Oneida Lake

The Cleveland Dock Fishing Access Site is CLOSED until further notice due to site improvement construction.

Walleye are being taken in 10 to 40 foot of water by anglers jigging or trolling. There are also some walleye being taken by anglers casting stickbaits from shore after dark. Pickerel are biting in the shallows on pretty much everything. Bullhead fishing should be getting better with the warmer weather.

Cayuga Lake

Lake trout are spread out and are being taken in both shallow and deep water by anglers trolling or vertical jigging. Atlantic salmon are being taken near the surface.

Skaneateles Lake

Yellow perch, Atlantic salmon and some smallmouth bass (remember it's catch and release only) are being taken in 10 to 20 foot of water.

Owasco Lake

Look for yellow perch in 20 to 30 foot of water on small minnows or jigs. Lake trout are being taken in 60 to 80 foot of water by anglers trolling.

Otisco Lake

Try large stickbaits, swimbaits or spinnerbaits for tiger musky. Smallmouth bass are being taken near shore (remember it's catch and release only). Panfishing should improve with the warmer weather.

Seneca Lake

Look for lake trout in 40 to 100 foot of water. Atlantic salmon are being taken near shore.

Keuka Lake

Lake trout are being taken near bottom in 60 to 80 foot of water. Jigging with white fluke style baits or spoons, or fishing with alewives are working.

Canandaigua Lake

Try trolling in 40 to 80 foot of water for lake trout.

Whitney Point Reservoir

Bullhead and channel catfish fishing should be starting with the warmer weather. Look for walleye with stickbaits or worm harnesses.

Chenango, Tioughnioga and Susquehanna Rivers

With the stable conditions fishing should improve on the rivers. look for walleye in the deeper holes. Catfishing should improve with the warmer weather.

Warm water (bass, pike, etc.) angler diary cooperators are needed for Seneca, Keuka, Canandaigua, Hemlock, and Canadice Lakes. If interested please contact Region 8 Fisheries at fwfish8@dec.ny.gov or by calling 585-226-5343.

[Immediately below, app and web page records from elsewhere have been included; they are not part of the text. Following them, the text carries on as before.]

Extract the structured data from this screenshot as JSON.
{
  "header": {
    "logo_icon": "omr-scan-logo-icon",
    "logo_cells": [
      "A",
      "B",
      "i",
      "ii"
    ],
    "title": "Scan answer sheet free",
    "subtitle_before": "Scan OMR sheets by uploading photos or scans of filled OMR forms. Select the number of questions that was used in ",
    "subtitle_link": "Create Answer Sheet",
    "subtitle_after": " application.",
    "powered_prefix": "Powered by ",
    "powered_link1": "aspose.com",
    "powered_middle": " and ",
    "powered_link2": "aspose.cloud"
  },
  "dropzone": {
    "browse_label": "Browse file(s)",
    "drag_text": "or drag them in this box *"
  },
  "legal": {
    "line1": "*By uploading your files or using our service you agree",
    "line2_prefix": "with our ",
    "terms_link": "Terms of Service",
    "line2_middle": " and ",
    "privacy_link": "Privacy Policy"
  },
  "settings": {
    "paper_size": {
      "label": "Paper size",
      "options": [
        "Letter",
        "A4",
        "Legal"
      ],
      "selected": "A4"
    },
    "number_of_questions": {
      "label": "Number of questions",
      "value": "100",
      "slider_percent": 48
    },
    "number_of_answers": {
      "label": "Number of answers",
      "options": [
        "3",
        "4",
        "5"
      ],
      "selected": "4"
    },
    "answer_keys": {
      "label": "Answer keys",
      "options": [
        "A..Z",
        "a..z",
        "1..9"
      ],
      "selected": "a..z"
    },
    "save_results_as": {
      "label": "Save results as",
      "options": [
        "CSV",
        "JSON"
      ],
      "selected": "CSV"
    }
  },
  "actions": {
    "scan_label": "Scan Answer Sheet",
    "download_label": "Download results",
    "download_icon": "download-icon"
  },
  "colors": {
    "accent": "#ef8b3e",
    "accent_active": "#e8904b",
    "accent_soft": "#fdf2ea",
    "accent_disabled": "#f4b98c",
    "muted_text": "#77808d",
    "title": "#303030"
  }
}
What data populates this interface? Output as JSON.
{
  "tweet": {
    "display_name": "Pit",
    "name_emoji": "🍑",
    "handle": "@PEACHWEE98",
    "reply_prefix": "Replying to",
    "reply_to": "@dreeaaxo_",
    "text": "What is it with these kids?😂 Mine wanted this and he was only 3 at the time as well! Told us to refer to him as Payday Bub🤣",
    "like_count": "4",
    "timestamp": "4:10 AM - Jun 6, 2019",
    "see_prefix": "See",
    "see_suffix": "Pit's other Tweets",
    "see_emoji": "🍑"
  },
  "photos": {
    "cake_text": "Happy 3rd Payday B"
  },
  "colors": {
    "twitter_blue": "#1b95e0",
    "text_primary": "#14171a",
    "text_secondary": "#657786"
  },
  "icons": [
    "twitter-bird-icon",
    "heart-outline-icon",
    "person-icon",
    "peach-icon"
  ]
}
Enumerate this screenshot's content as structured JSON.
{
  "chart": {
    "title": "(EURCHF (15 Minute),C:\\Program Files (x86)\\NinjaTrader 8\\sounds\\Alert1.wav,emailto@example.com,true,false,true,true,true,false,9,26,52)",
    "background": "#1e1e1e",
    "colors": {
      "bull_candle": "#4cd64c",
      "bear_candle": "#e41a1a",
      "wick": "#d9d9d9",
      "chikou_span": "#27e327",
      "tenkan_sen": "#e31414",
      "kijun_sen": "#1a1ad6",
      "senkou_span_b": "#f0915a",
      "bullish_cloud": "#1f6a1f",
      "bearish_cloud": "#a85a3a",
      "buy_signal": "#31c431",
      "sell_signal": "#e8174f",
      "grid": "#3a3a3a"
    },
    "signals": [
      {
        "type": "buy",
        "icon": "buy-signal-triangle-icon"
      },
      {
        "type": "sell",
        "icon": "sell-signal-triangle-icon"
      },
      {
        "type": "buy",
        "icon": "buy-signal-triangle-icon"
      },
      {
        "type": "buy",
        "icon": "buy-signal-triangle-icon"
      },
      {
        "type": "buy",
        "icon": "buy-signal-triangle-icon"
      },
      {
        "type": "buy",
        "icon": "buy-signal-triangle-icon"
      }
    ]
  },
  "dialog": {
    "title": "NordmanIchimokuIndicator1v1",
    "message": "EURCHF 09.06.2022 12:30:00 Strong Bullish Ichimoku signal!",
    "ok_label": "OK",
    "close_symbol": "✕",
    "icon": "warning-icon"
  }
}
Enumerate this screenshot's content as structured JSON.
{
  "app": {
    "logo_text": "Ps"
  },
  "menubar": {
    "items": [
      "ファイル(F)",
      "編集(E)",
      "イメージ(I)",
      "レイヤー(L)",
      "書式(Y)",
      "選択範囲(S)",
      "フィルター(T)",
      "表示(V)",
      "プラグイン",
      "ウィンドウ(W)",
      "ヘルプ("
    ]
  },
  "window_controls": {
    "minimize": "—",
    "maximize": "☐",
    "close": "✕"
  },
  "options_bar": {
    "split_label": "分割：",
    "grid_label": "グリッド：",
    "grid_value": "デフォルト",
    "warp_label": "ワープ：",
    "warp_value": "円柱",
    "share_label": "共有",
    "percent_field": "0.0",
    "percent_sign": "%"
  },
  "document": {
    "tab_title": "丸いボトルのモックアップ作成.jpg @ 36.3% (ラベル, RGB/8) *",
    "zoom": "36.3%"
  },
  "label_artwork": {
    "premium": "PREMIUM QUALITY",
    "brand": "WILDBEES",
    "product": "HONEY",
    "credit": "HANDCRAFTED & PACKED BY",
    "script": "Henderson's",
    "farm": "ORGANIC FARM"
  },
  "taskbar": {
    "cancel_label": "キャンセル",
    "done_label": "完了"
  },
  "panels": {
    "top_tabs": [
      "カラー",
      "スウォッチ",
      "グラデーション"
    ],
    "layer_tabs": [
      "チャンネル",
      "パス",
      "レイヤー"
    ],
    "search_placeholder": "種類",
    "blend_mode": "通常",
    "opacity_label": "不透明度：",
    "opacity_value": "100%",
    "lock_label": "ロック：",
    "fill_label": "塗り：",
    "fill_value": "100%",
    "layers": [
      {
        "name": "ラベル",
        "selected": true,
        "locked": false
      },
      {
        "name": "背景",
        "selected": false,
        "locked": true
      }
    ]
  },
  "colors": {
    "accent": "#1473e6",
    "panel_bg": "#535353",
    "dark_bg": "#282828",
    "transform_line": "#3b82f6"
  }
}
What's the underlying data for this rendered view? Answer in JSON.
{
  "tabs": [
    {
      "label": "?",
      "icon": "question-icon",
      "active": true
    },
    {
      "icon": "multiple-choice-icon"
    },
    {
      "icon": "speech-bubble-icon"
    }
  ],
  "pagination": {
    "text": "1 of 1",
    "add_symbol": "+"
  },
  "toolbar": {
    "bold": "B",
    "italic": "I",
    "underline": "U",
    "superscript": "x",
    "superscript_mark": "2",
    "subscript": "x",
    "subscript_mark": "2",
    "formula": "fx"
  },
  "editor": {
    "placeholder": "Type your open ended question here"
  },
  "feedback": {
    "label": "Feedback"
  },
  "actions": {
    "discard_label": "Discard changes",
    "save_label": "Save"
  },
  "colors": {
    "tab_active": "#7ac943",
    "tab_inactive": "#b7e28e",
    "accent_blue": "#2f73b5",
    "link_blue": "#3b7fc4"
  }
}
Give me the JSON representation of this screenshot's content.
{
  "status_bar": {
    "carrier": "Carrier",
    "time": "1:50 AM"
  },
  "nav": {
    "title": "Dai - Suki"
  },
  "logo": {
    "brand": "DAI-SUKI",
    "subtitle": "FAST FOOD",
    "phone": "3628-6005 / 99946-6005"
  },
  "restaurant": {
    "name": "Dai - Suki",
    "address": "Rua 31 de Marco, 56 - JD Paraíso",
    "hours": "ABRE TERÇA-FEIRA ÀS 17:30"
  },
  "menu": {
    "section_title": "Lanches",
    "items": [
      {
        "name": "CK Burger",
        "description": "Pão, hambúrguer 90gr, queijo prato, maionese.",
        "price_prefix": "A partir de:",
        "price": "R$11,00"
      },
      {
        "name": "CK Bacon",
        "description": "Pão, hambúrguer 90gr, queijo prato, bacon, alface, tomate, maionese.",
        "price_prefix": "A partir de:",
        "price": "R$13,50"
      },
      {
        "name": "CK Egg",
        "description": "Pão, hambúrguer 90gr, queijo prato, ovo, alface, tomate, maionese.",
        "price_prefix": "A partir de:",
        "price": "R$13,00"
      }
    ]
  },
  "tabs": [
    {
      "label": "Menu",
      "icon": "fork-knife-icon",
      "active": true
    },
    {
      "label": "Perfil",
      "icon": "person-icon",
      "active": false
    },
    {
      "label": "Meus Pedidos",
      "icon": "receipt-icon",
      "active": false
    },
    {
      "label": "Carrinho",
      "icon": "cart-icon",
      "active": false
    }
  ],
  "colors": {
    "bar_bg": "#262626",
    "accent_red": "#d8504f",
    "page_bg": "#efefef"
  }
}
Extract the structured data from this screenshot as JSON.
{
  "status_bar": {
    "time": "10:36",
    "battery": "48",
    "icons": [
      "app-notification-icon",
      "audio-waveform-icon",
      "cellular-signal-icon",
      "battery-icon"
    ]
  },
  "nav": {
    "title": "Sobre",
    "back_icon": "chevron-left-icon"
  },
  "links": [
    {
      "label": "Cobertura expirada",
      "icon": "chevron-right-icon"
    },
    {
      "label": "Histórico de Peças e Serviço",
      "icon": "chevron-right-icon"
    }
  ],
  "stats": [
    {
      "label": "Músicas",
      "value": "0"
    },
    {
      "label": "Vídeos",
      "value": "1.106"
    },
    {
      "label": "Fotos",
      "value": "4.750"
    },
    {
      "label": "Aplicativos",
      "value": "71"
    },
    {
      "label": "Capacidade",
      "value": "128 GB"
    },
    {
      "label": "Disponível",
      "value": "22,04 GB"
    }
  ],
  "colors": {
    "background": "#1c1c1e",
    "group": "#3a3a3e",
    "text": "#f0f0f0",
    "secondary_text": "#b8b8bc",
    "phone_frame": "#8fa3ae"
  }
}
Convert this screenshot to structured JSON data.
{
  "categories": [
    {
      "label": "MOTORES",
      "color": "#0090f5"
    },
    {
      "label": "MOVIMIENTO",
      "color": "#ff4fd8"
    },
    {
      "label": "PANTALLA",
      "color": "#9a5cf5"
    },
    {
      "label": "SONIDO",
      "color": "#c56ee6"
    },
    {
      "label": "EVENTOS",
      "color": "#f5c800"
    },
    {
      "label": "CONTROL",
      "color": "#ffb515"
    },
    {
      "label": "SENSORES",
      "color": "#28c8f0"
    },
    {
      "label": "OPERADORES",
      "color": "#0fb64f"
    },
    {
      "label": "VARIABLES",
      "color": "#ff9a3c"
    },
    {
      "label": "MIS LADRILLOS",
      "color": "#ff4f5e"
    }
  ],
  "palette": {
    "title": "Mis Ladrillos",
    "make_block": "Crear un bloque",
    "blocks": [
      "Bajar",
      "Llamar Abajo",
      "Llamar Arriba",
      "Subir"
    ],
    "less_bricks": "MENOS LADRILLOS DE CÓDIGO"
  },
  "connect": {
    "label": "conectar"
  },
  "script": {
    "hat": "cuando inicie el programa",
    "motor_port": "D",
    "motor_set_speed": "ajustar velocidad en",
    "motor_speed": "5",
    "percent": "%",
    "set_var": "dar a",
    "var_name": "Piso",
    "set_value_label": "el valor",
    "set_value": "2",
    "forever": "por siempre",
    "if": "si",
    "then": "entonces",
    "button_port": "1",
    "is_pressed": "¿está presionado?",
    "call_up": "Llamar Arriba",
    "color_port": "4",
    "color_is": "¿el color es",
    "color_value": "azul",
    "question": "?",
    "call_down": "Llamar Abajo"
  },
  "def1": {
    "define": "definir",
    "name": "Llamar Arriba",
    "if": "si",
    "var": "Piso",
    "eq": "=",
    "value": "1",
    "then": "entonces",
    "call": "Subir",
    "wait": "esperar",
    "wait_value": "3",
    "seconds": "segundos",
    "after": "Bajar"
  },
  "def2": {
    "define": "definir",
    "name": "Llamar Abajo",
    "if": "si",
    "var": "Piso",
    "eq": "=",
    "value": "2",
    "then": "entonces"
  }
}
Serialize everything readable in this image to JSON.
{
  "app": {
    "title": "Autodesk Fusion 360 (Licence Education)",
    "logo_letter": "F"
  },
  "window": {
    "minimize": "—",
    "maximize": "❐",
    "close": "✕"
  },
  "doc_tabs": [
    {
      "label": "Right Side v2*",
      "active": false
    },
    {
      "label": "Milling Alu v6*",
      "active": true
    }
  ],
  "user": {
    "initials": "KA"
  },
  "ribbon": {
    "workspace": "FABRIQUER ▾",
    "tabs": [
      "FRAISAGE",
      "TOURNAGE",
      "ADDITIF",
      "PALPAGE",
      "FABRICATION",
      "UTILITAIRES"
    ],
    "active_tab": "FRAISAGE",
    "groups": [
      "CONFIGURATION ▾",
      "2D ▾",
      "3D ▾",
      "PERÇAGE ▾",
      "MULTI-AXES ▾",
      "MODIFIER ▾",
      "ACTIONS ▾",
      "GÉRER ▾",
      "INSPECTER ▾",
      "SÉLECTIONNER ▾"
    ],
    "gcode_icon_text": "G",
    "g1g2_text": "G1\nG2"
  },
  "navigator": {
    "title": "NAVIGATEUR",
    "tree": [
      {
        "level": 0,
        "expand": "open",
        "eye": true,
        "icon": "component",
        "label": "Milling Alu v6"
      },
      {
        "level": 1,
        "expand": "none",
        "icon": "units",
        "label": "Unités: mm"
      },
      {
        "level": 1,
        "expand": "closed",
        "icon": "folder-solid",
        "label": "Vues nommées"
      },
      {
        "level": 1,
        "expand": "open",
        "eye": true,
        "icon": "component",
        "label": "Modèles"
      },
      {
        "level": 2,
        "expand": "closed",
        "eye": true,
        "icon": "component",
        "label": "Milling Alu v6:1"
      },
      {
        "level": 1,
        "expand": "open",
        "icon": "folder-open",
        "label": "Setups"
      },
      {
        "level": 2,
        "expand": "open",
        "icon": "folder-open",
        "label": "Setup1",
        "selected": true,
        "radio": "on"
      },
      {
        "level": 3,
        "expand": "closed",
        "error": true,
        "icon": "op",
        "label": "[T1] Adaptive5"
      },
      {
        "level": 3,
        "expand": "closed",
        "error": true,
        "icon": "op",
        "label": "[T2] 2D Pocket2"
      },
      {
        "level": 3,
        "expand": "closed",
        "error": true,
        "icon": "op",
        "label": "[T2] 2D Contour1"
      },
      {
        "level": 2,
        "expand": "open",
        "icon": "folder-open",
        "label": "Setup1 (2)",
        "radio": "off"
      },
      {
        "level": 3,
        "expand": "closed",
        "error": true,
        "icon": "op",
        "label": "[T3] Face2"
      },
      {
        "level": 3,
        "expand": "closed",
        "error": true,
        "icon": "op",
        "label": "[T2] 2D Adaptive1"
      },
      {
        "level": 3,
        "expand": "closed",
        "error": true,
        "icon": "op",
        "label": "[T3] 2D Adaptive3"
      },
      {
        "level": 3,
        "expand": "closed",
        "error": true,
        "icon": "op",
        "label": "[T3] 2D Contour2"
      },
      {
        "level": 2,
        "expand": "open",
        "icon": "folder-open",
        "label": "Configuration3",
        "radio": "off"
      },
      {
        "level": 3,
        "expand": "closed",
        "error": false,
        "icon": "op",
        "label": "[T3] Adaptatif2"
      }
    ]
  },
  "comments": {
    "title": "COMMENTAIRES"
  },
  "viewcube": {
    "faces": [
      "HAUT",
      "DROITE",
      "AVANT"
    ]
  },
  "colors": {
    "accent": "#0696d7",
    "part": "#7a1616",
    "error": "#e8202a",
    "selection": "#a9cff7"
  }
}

Note: We are always looking for new participants in our Angler Diary Cooperator Program for our program on the Finger Lakes. Our numbers have dropped in recent years, and we need new cooperators now more than ever. If you fish Cayuga Lake, Owasco Lake, Skaneateles Lake, Otisco Lake or any of their tributaries and want to learn more about this program and how to sign up, please contact the Region 7 Fisheries office at (607) 753-3095 ext. 213, or on-line at fwfish7@dec.ny.gov.

If you fish Canadice Lake, Canandaigua Lake, Conesus Lake, Hemlock Lake, Honeoye Lake, Keuka Lake or Seneca Lake and want to learn more about this program and how to sign up, please contact the Region 8 Fisheries office at (585) 226-5343, or on-line at fwfish8@dec.ny.gov.

If you would like to contribute to the fishing report, or need more fishing information, or have any fishing/fishing equipment related questions, you can contact fwfish7@dec.ny.gov. Good luck fishing.

The fishing line can also be heard at (607) 753-1551.